• [Exercise description]: If a line in the entries contains the word "name", list it.

• [Supplied material]:
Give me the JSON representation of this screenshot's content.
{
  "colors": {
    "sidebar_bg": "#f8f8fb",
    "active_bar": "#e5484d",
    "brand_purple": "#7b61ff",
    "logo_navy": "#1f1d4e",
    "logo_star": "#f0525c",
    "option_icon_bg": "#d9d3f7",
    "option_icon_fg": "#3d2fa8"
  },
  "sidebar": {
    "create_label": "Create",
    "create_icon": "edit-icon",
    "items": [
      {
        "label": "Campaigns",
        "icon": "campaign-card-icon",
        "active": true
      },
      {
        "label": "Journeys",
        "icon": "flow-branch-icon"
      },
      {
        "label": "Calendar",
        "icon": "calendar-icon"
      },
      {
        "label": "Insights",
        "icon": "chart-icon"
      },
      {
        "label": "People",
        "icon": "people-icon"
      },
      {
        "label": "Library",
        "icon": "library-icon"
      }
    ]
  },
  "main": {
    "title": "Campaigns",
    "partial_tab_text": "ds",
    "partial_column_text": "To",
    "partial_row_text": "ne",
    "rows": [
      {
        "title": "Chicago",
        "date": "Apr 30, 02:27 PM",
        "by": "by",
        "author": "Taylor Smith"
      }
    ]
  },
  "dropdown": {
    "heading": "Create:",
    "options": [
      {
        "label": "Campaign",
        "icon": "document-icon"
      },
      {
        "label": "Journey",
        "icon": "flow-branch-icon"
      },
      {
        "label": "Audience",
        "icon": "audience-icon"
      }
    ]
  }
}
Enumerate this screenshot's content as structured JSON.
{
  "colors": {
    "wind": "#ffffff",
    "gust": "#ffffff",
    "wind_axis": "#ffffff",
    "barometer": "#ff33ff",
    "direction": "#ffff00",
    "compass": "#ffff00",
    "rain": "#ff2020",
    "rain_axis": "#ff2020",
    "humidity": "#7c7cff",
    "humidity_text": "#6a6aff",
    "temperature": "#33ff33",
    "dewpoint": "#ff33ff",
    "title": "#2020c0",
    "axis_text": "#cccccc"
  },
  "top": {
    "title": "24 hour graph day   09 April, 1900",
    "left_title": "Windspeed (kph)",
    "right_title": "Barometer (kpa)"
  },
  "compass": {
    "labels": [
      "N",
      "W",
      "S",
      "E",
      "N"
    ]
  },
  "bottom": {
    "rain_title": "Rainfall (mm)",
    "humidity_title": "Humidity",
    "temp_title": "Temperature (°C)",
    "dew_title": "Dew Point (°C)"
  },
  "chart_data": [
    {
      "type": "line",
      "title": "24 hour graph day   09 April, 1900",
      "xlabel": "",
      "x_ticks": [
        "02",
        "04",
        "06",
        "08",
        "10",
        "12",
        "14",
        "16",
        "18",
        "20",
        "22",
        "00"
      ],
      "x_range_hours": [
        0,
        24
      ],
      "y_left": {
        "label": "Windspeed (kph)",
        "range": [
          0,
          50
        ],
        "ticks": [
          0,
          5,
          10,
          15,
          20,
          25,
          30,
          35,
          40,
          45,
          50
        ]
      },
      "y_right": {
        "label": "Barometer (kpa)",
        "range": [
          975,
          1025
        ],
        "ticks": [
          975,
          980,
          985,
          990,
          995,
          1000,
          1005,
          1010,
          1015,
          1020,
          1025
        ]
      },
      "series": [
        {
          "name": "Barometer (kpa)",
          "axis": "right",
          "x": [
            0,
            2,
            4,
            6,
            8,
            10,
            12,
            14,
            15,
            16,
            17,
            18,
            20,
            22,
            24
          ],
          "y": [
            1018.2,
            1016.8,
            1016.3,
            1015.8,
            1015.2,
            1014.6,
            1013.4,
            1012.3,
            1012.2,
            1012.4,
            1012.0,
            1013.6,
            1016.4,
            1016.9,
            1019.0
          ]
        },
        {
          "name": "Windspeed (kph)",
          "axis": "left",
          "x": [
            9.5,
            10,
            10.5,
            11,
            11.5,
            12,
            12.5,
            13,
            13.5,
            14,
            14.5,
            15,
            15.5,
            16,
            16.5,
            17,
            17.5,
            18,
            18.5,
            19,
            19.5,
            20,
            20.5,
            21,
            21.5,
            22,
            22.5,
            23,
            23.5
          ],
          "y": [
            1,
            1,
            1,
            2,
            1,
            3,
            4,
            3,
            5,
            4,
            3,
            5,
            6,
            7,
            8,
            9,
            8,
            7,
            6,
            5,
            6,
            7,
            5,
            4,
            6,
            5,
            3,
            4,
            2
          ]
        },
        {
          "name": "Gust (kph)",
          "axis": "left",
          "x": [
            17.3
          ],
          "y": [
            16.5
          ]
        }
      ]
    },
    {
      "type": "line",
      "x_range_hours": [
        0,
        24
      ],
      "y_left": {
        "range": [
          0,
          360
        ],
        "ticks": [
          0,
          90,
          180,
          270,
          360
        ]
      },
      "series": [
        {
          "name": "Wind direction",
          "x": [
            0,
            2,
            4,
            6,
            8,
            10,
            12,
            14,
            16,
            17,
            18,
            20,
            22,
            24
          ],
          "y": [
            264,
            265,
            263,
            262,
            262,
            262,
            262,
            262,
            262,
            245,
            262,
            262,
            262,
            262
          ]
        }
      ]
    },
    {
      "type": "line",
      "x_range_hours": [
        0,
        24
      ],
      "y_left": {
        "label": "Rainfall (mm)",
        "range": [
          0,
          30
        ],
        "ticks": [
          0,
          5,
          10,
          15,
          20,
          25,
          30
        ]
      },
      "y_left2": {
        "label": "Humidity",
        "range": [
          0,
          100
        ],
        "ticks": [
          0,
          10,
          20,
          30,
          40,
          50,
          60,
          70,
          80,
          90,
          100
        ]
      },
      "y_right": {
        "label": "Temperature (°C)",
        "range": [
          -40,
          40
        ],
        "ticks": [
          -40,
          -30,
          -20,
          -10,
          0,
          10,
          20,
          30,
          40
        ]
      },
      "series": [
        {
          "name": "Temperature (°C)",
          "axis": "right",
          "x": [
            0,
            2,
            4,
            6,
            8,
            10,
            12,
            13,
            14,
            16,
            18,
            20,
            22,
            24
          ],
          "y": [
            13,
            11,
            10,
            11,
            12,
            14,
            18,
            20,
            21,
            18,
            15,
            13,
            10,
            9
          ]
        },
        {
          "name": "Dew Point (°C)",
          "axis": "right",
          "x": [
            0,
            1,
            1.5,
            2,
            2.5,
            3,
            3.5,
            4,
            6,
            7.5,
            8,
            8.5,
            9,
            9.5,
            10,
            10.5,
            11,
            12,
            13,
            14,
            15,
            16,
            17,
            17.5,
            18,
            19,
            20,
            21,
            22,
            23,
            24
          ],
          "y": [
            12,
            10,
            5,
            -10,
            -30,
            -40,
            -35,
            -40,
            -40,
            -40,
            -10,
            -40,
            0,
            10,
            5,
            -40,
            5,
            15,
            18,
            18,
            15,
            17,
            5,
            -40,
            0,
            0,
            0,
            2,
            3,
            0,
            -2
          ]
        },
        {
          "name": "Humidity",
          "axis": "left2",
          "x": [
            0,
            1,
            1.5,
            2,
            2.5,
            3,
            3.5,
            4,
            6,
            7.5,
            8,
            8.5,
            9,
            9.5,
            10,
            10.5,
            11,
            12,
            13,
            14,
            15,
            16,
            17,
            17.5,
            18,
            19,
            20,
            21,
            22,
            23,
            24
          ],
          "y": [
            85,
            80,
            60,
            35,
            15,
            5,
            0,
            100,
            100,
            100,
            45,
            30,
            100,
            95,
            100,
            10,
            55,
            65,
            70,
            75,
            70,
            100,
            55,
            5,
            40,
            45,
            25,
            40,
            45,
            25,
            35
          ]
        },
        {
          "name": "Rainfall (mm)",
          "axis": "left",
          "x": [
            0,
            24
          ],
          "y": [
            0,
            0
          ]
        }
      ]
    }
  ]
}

• [Task result]:
          "name": "Barometer (kpa)",
          "name": "Windspeed (kph)",
          "name": "Gust (kph)",
          "name": "Wind direction",
          "name": "Temperature (°C)",
          "name": "Dew Point (°C)",
          "name": "Humidity",
          "name": "Rainfall (mm)",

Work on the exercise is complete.